Up until 1920, immigrant steerage passengers disembarked at the passenger ships' docks and went through customs and immigration inspection. Those detained were immediately given a hearing before the Board of Special Inquiry. Those immigrants deemed inadmissible were then transported to the U.S. Immigration Station at the end of Boston's Long Wharf. Those admitted at the primary inspection or at the first Board of Special Inquiry hearing, walked out into another area of the steamship dock where they would receive their baggage and then proceed directly to the city proper or Boston suburbs. Those passengers bound for the West were placed aboard special trains or special cars with destinations outside of the Boston area.
The immigrant station at the end of Long Wharf was located on the second floor of an aged freight shed, long considered an unsafe fire trap. The wretched conditions of the station created an unhealthy and unsanitary environment for the federal inspectors and for the care and detention of those immigrants deemed inadmissible and/or awaiting deportation.
By 1907, plans were underway to build a new immigration station in Boston, and Congress appropriated $250,000 for site acquisition and construction of a new fireproof facility. Local authorities were in opposition to suggestions the new station should be situated on either Castle Island or Governors Island in Boston Harbor. Agreement was finally reached in March 1911, and the federal government purchased approximately 1.6 acres of combined infilled land and marsh flats at 287 Marginal Street in East Boston from the East Boston Company.
It would be another nine years before the station was completed. The building could accommodate 582 immigrants and contained detention facilities, separate dormitories for men and women, recreation and dining rooms, baggage storage, Public Health Service examination rooms and offices, a rooftop exercise area, processing areas and offices for Bureau of Immigration officials, including Tillinghast's office.
During World War II the East Boston station was used for the detention of individuals deemed potential threats to national security, including the crews of two ships from Germany and Italy that were seized in March 1941, and a crew of Nazi operatives captured off the coast of Greenland in 1941.
In 1950 an Immigration and Naturalization Service office was opened at 73 Tremont Street in Boston, although the detention function remained in the East Boston station.
The Beginning of the End

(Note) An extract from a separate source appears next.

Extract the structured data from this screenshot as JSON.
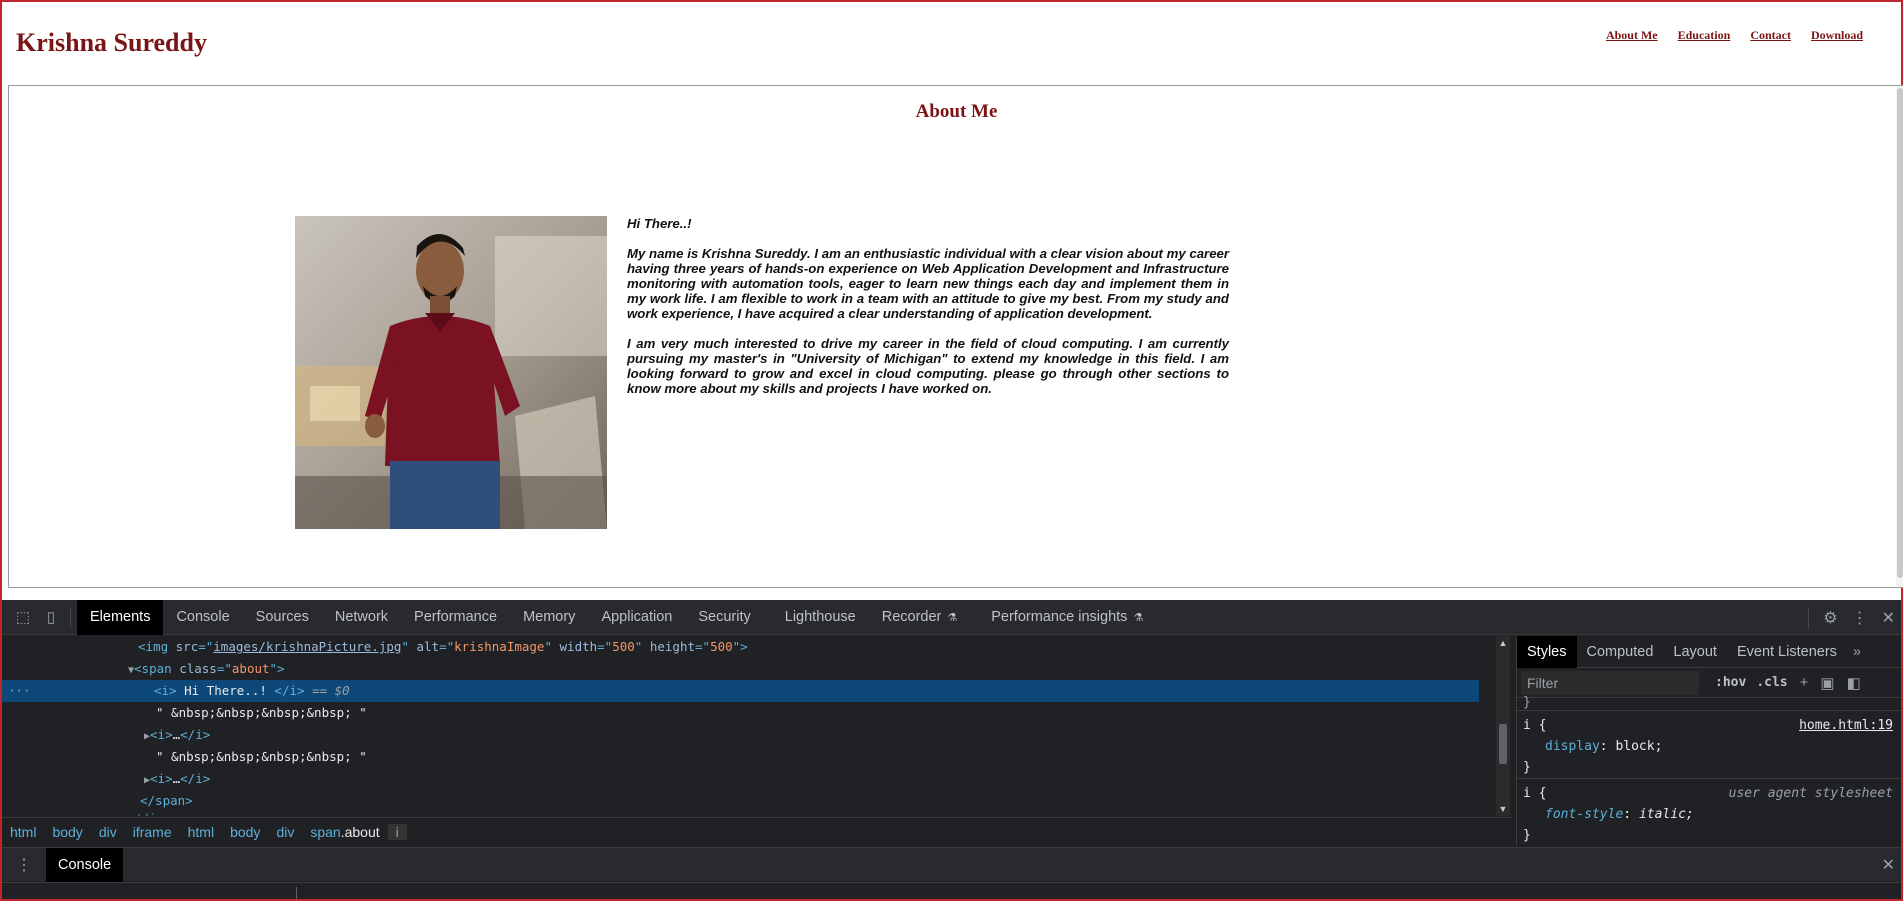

After only thirty-four years of operation, the East Boston Immigration Center was closed down in 1954 and declared surplus. GSA sold the building in 1959. The current owners, Massport (Massachusetts Port Authority) has recently proposed to demolish the building in order to provide vessel repair lay down space for the Boston Harbor shipyard.
Local preservationists campaigned vigorously to have the station declared a Boston Landmark and restored. In July 2010, a Study Report was issued by the Boston Landmarks Commission that found the East Boston Immigration Station met the criteria for Landmark designation "as a structure at which events occurred that have made an outstanding contribution to, and are identified predominantly with, an important aspect of the cultural, political, economic and social history of the city (Boston), the Commonwealth, the New England region, and the nation."
The report went on to state, "However, due to the deteriorated condition of the building, the lack of architectural integrity and loss of what minimal detail it once possessed, combined with very limited potential for adaptive reuse due to the building's large size, stringent zoning restrictions, and the restrictive grid of interior structural columns, the staff withholds recommendation to designate the East Boston Immigration Station as a Landmark."
Massport has issued notice the East Boston Immigration Station will be demolished during the summer of 2011.